With plenty of good, old-fashioned fireworks. General Dawes has heralded the forming of "The Minute Men of the Constitution" to "show these damned politicians and reformers that everyone in this neck of the woods isn't wishy-washy enough to fall in line with their dictation." The chief significance of this remark lies, of course, in his reference; to Chicago as "this neck of the woods." The spirit of the new outfit is most commendable. "We're going to out some stards into the backbone of the individual, and take a whack at the dictatorship of its political blue-noses." There's the general's gauntlet, and "fifty serious-minded men with yeast in their systems" back up his challenge.
Behind the general's characteristic picturesqueness of language lies a grim purpose. He plans to build up respect for the law and the Constitution, to combat all influences which breed class or religious discrimination, and to restore the individualism which once marked the American, but which has been so largely swallowed up by unions, vast industries, and "collective bargaining." Again General Dawes has tackled a man-sized job.

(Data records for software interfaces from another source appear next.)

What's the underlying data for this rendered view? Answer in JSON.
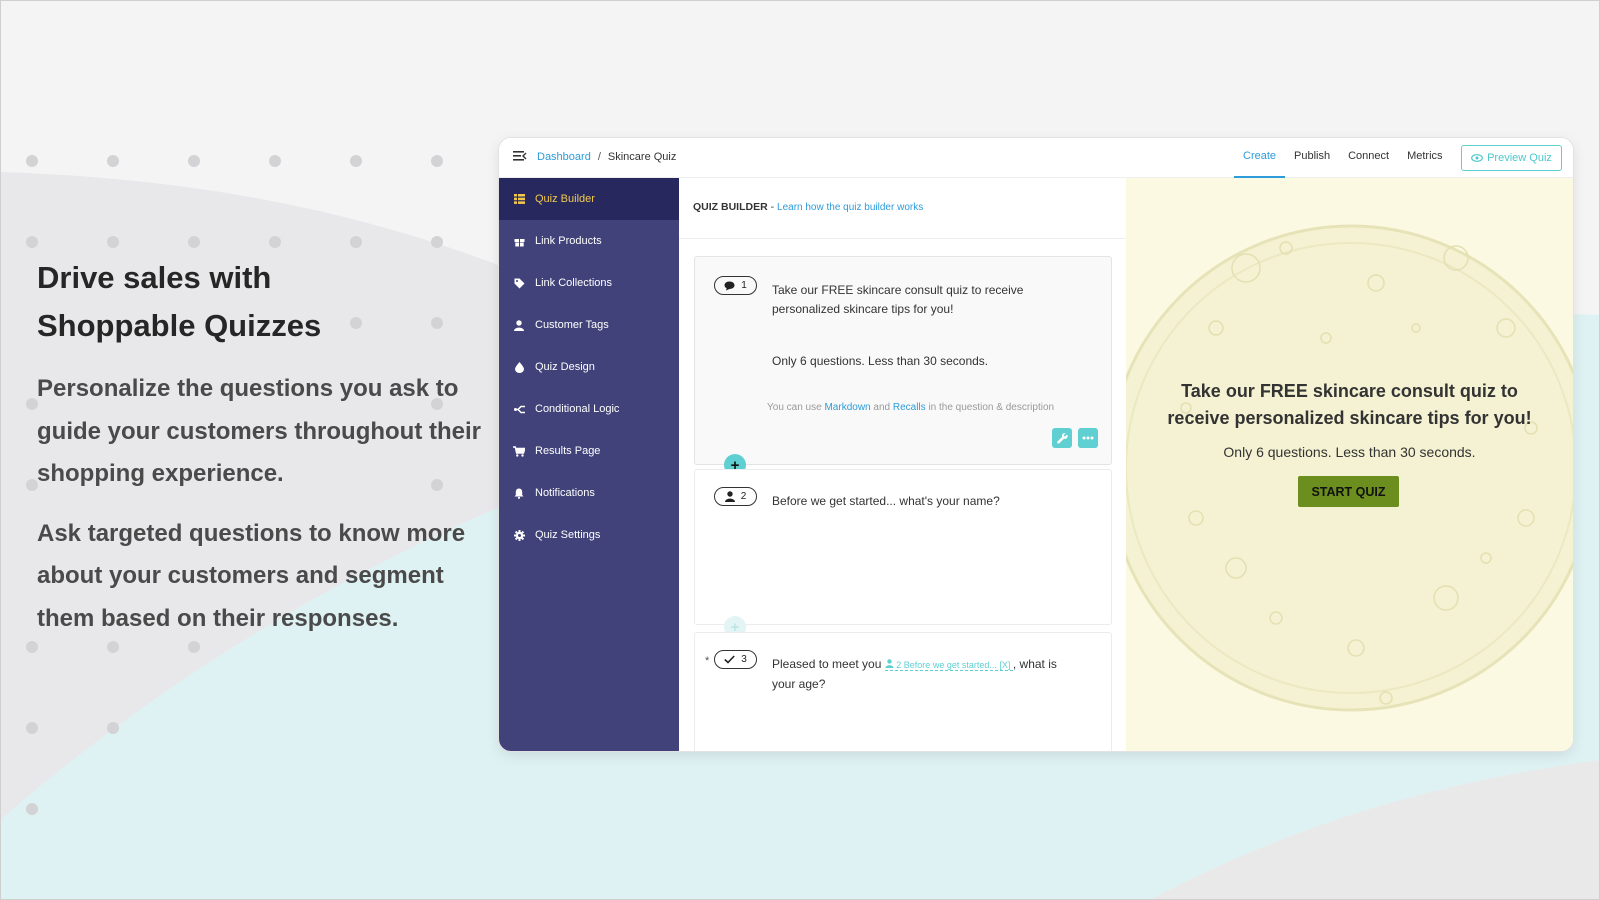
{
  "marketing": {
    "headline_line1": "Drive sales with",
    "headline_line2": "Shoppable Quizzes",
    "paragraph1": "Personalize the questions you ask to guide your customers throughout their shopping experience.",
    "paragraph2": "Ask targeted questions to know more about your customers and segment them based on their responses."
  },
  "topbar": {
    "menu_icon": "hamburger-menu-icon",
    "breadcrumb": {
      "root": "Dashboard",
      "separator": "/",
      "current": "Skincare Quiz"
    },
    "tabs": [
      {
        "label": "Create",
        "active": true
      },
      {
        "label": "Publish",
        "active": false
      },
      {
        "label": "Connect",
        "active": false
      },
      {
        "label": "Metrics",
        "active": false
      }
    ],
    "preview_button": {
      "label": "Preview Quiz",
      "icon": "eye-icon"
    }
  },
  "sidebar": {
    "items": [
      {
        "label": "Quiz Builder",
        "icon": "grid-list-icon",
        "active": true
      },
      {
        "label": "Link Products",
        "icon": "gift-icon",
        "active": false
      },
      {
        "label": "Link Collections",
        "icon": "tag-icon",
        "active": false
      },
      {
        "label": "Customer Tags",
        "icon": "user-icon",
        "active": false
      },
      {
        "label": "Quiz Design",
        "icon": "droplet-icon",
        "active": false
      },
      {
        "label": "Conditional Logic",
        "icon": "branch-icon",
        "active": false
      },
      {
        "label": "Results Page",
        "icon": "cart-icon",
        "active": false
      },
      {
        "label": "Notifications",
        "icon": "bell-icon",
        "active": false
      },
      {
        "label": "Quiz Settings",
        "icon": "gear-icon",
        "active": false
      }
    ]
  },
  "builder": {
    "heading": "QUIZ BUILDER",
    "heading_sep": "-",
    "learn_link": "Learn how the quiz builder works",
    "questions": [
      {
        "number": "1",
        "icon": "chat-bubble-icon",
        "text": "Take our FREE skincare consult quiz to receive personalized skincare tips for you!",
        "description": "Only 6 questions. Less than 30 seconds.",
        "note_prefix": "You can use",
        "note_markdown": "Markdown",
        "note_and": "and",
        "note_recalls": "Recalls",
        "note_suffix": "in the question & description"
      },
      {
        "number": "2",
        "icon": "person-icon",
        "text": "Before we get started... what's your name?"
      },
      {
        "number": "3",
        "icon": "check-icon",
        "required_mark": "*",
        "text_before": "Pleased to meet you",
        "recall_number": "2",
        "recall_text": "Before we get started... [X]",
        "text_after": ", what is",
        "text_line2": "your age?"
      }
    ]
  },
  "preview": {
    "title": "Take our FREE skincare consult quiz to receive personalized skincare tips for you!",
    "subtitle": "Only 6 questions. Less than 30 seconds.",
    "start_button": "START QUIZ"
  },
  "colors": {
    "sidebar_bg": "#414279",
    "sidebar_active_bg": "#27295e",
    "sidebar_active_text": "#f2c94c",
    "link_blue": "#2d9cdb",
    "accent_teal": "#5fcfd2",
    "preview_bg": "#fbf9e2",
    "start_button_bg": "#6b8e1e"
  }
}
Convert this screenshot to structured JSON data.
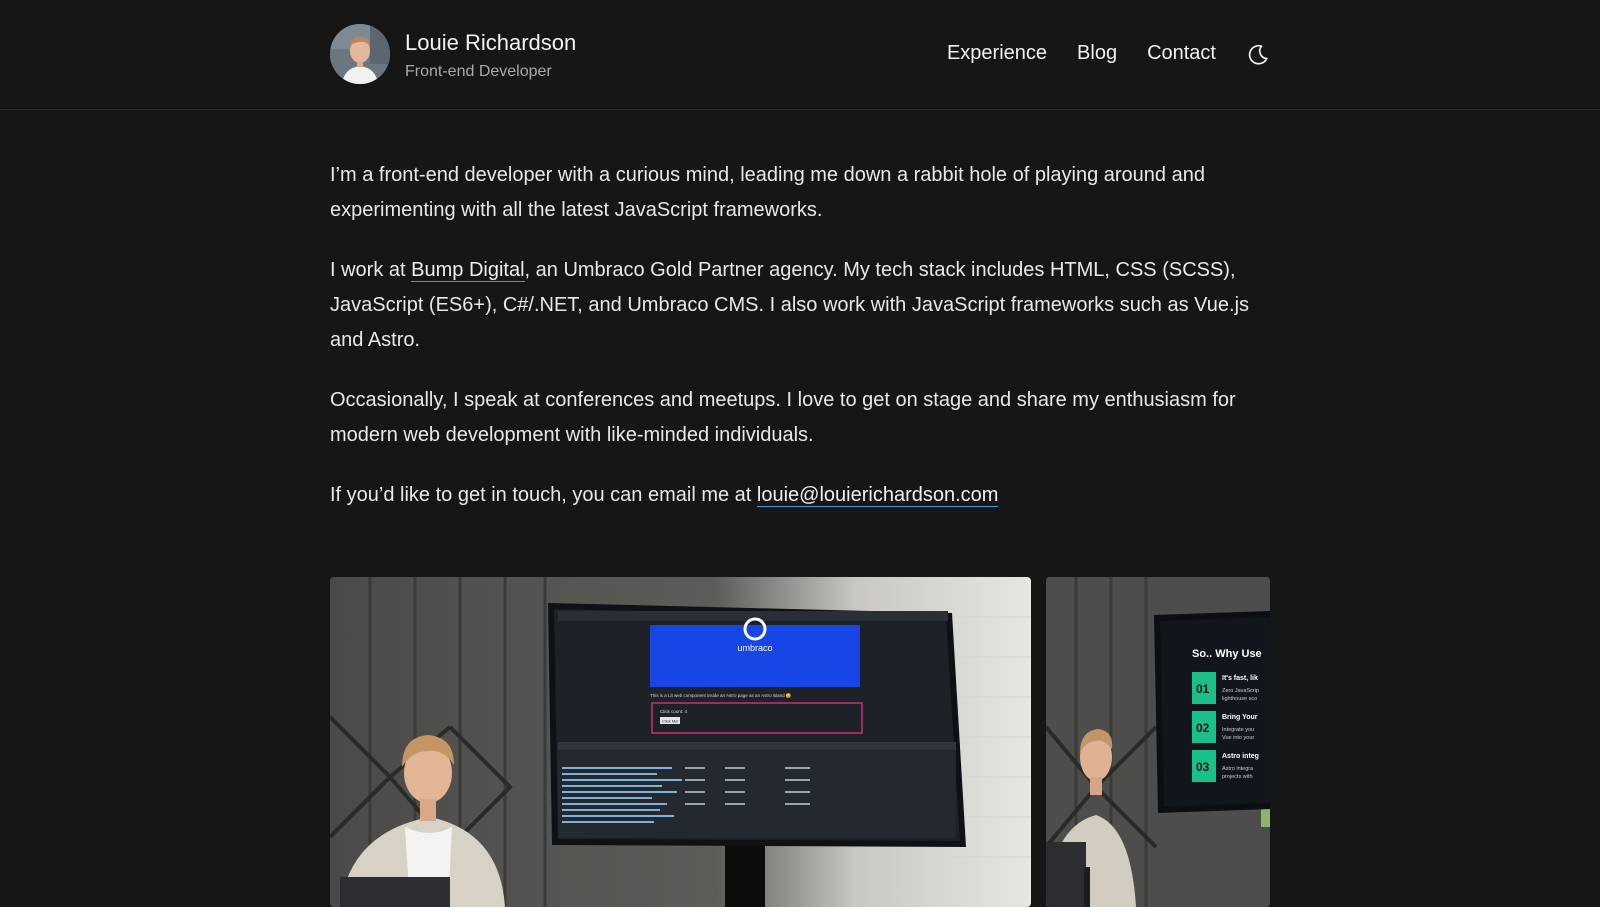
{
  "header": {
    "name": "Louie Richardson",
    "role": "Front-end Developer",
    "avatar_icon": "avatar-photo",
    "nav": [
      {
        "label": "Experience"
      },
      {
        "label": "Blog"
      },
      {
        "label": "Contact"
      }
    ],
    "theme_toggle_icon": "moon-icon"
  },
  "about": {
    "p1": "I’m a front-end developer with a curious mind, leading me down a rabbit hole of playing around and experimenting with all the latest JavaScript frameworks.",
    "p2_before": "I work at ",
    "p2_link": "Bump Digital",
    "p2_after": ", an Umbraco Gold Partner agency. My tech stack includes HTML, CSS (SCSS), JavaScript (ES6+), C#/.NET, and Umbraco CMS. I also work with JavaScript frameworks such as Vue.js and Astro.",
    "p3": "Occasionally, I speak at conferences and meetups. I love to get on stage and share my enthusiasm for modern web development with like-minded individuals.",
    "p4_before": "If you’d like to get in touch, you can email me at ",
    "p4_link": "louie@louierichardson.com"
  },
  "gallery": {
    "photo1": {
      "screen_logo": "umbraco",
      "screen_line": "This is a Lit web component inside an Astro page as an Astro island 😊",
      "click_count": "Click count: 4",
      "button_label": "Click Me!"
    },
    "photo2": {
      "slide_title": "So.. Why Use",
      "items": [
        {
          "num": "01",
          "title": "It's fast, lik",
          "sub1": "Zero JavaScrip",
          "sub2": "lighthouse sco"
        },
        {
          "num": "02",
          "title": "Bring Your",
          "sub1": "Integrate you",
          "sub2": "Vue into your"
        },
        {
          "num": "03",
          "title": "Astro integ",
          "sub1": "Astro integra",
          "sub2": "projects with"
        }
      ]
    }
  },
  "colors": {
    "background": "#161616",
    "link_underline": "#3ea0d8",
    "slide_accent": "#19c08a",
    "umbraco_blue": "#1745e6"
  }
}
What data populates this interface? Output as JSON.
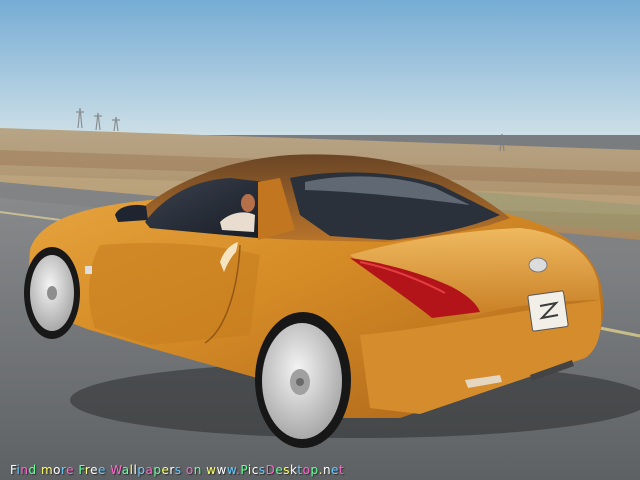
{
  "watermark": {
    "text": "Find more Free Wallpapers on www.PicsDesktop.net",
    "letter_colors": [
      "#ffffff",
      "#66ccff",
      "#ff66cc",
      "#66ff99",
      "#ffff66"
    ]
  },
  "colors": {
    "sky_top": "#7eb4d8",
    "sky_bottom": "#c8dce6",
    "desert": "#b19a78",
    "road": "#6d7074",
    "car_body": "#d99330",
    "car_highlight": "#f3c063",
    "car_shadow_tone": "#8a4f12",
    "taillight": "#b3141a",
    "tire": "#1a1a1a",
    "rim": "#d8d8d8"
  }
}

Everyone who regrets the original independence and pioneer spirit will encourage this effort. Unfortunately it is a counter-movement, a reaction, directly contrary to the present trend. A curious combination of economic dependence with political and social dissatisfaction has given rise to a most difficult situation, which such forces as the Ku Klux have only made more acute. At first glance "The Minute Men" are directed against the Klan, but essentially their object is much the same. Both societies seek a return to conditions once considered normal,--which may never be normal again. Influences which even General Dawes is powerless to control are forcing America as well as Europe to gradual changes of external policy, to revisions of government, to paternalism rather than individualism. "Hell and Maria" has put his back against a steam roller; but he will have plenty of assistants. The surviving individualists are preparing for a finish-fight, and if their methods are sometimes quaint, their cause is no less worthy of support.